5. a system with a given energy, in which the entropy is greater than that of any other state with the same energy [Britannica].

6. a state with a given pressure and temperature, in which the Gibbs free energy is smaller than that of any other state with the same pressure and temperature [Britannica].

7. a condition of a system where no heat flows between its component parts [7E].

8. death of a living organism [Avery].

Local thermodynamic equilibrium (LTE) – occurs when massive particles are all in thermal equilibrium with each other (i.e. they may all be described by a single temperature) but the electromagnetic radiation field is not thermally equilibrated. A thermally equilibrated radiation field would have a black body distribution at the same temperature as the massive particles. The fact that the massive particles are equilibrated offers a great simplification in the calculation of the system properties, while allowing for more complex types of electromagnetic radiation to be described [Wiki].

Thermal Equilibrium

1. a state corresponding to a uniformity of temperature, in the case of an isolated system, wherein resultantly entropy production vanishes [IP]

2. a state in which a system has settled down to a point where its macroscopic properties (as T, P, V) are constant in time, yet its microscopic properties (as individual atomic motions and fluctuations) may persist. [RB].

3. associated to heat exchange and parameterized by temperature [Wiki].

1. a situation wherein neither the system nor that of the surroundings evolves with time [PP].

2. the extrema of a thermodynamic potential function [PP].

3. a synonym for balance; being any of a number of related phenomena in the natural and social sciences, in which all influences on a system are cancelled by the effects of others; a situation which may or may not be stable [Wiki].

4. a state of intellectual or emotional balance [MW].

5. a state of adjustment between opposing or divergent influences or elements [MW].

6. a state of balance between opposing forces or actions that is either static, as in a body acted on by forces whose resultant is zero, or dynamic, as in a reversible chemical reaction when the rates of reaction in both directions are equilibrium [MW].

7. poise – Middle English: poyse (weight or heaviness);1200-1500; a stability between widely divergent impulses; easy self-possessed assurance of manner; gracious tact in coping or handling [MW].

8. the state of a body or physical system at rest or in unaccelerated motion in which the resultant of all forces acting on it is zero and the sum of all torques about any axis is zero [2E].

9. the state of a chemical reaction in which its forward and reverse reactions occur at equal rates so that the concentration of the reactants and products does not change with time [2E].

10. mental or emotional balance; poise [2E].

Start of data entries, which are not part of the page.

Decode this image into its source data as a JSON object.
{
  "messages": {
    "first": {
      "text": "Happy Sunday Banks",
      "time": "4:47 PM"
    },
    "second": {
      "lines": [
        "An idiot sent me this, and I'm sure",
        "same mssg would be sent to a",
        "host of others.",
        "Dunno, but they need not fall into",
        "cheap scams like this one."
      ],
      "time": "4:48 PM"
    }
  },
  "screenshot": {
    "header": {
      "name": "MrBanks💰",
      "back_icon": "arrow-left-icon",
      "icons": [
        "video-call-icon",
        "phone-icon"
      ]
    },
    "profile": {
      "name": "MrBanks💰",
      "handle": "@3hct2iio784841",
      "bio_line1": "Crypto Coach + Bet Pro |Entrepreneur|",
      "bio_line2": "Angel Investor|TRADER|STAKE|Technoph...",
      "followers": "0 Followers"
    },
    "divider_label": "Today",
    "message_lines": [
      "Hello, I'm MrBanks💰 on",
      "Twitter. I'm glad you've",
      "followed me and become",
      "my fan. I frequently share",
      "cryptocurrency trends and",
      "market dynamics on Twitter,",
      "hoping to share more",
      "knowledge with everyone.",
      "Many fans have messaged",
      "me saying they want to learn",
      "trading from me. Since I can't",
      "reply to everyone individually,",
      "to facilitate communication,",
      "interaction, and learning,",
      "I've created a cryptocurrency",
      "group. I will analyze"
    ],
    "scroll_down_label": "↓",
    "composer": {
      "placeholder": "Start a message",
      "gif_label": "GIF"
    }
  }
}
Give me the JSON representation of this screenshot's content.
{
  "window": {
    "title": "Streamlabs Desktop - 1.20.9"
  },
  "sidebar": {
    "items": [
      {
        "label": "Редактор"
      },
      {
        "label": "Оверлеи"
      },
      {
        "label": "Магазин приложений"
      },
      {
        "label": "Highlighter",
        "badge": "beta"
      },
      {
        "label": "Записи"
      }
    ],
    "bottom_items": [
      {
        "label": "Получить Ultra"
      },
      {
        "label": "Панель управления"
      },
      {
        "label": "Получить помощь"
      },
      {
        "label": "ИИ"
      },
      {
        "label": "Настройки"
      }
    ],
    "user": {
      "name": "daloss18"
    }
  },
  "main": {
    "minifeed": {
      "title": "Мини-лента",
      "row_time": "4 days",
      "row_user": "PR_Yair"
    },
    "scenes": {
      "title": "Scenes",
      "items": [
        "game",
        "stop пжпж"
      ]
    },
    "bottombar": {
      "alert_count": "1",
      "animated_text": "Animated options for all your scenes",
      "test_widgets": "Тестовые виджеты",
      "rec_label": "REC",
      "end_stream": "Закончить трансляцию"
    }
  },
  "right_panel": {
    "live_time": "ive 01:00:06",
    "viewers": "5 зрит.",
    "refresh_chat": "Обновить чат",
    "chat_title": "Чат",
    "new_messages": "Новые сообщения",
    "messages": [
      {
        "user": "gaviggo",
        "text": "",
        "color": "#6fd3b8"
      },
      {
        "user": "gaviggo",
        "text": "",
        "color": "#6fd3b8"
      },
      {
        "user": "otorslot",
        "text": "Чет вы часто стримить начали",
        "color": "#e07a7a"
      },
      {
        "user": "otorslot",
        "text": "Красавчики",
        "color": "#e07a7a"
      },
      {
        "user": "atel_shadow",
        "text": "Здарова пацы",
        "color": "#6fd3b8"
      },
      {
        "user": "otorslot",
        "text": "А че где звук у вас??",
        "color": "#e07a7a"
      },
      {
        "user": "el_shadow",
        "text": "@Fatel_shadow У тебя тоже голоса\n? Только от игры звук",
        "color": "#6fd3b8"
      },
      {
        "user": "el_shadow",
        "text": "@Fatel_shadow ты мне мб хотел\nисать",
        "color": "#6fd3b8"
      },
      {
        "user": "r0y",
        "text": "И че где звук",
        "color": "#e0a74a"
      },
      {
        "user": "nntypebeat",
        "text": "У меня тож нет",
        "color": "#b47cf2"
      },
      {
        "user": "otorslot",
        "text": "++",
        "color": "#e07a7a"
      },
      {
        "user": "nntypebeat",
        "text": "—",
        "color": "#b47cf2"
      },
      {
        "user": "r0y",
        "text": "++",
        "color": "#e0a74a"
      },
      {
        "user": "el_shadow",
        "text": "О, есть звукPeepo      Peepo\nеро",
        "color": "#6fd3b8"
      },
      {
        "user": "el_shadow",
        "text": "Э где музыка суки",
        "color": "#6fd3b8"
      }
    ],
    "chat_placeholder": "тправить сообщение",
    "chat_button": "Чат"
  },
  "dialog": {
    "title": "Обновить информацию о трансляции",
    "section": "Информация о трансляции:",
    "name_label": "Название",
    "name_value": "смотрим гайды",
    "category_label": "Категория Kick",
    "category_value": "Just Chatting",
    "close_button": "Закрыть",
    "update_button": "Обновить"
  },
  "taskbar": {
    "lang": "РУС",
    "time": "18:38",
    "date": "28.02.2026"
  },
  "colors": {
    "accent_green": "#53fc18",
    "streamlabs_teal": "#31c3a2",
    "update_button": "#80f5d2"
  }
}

11. a condition in which all acting influences are canceled by others, resulting in a stable, balanced, or unchanging system [2E].

12. a state of balance between opposing forces or actions that is either static (as in a body acted on by forces whose resultant is zero) or dynamic (as in a reversible chemical reaction when the velocities in both directions are equal) [3E].

13. equality of distribution [4E].

14. a stable situation in which forces cancel one another [4E].

15. a state of mental or emotional equanimity [6E].

16. a state in which the energy in a system is evenly distributed and forces, influences, etc., balance each other [7E].

17. an unchanging condition in which an undisturbed system can remain indefinitely in a state of balance [7E].
General Equilibrium Definitions: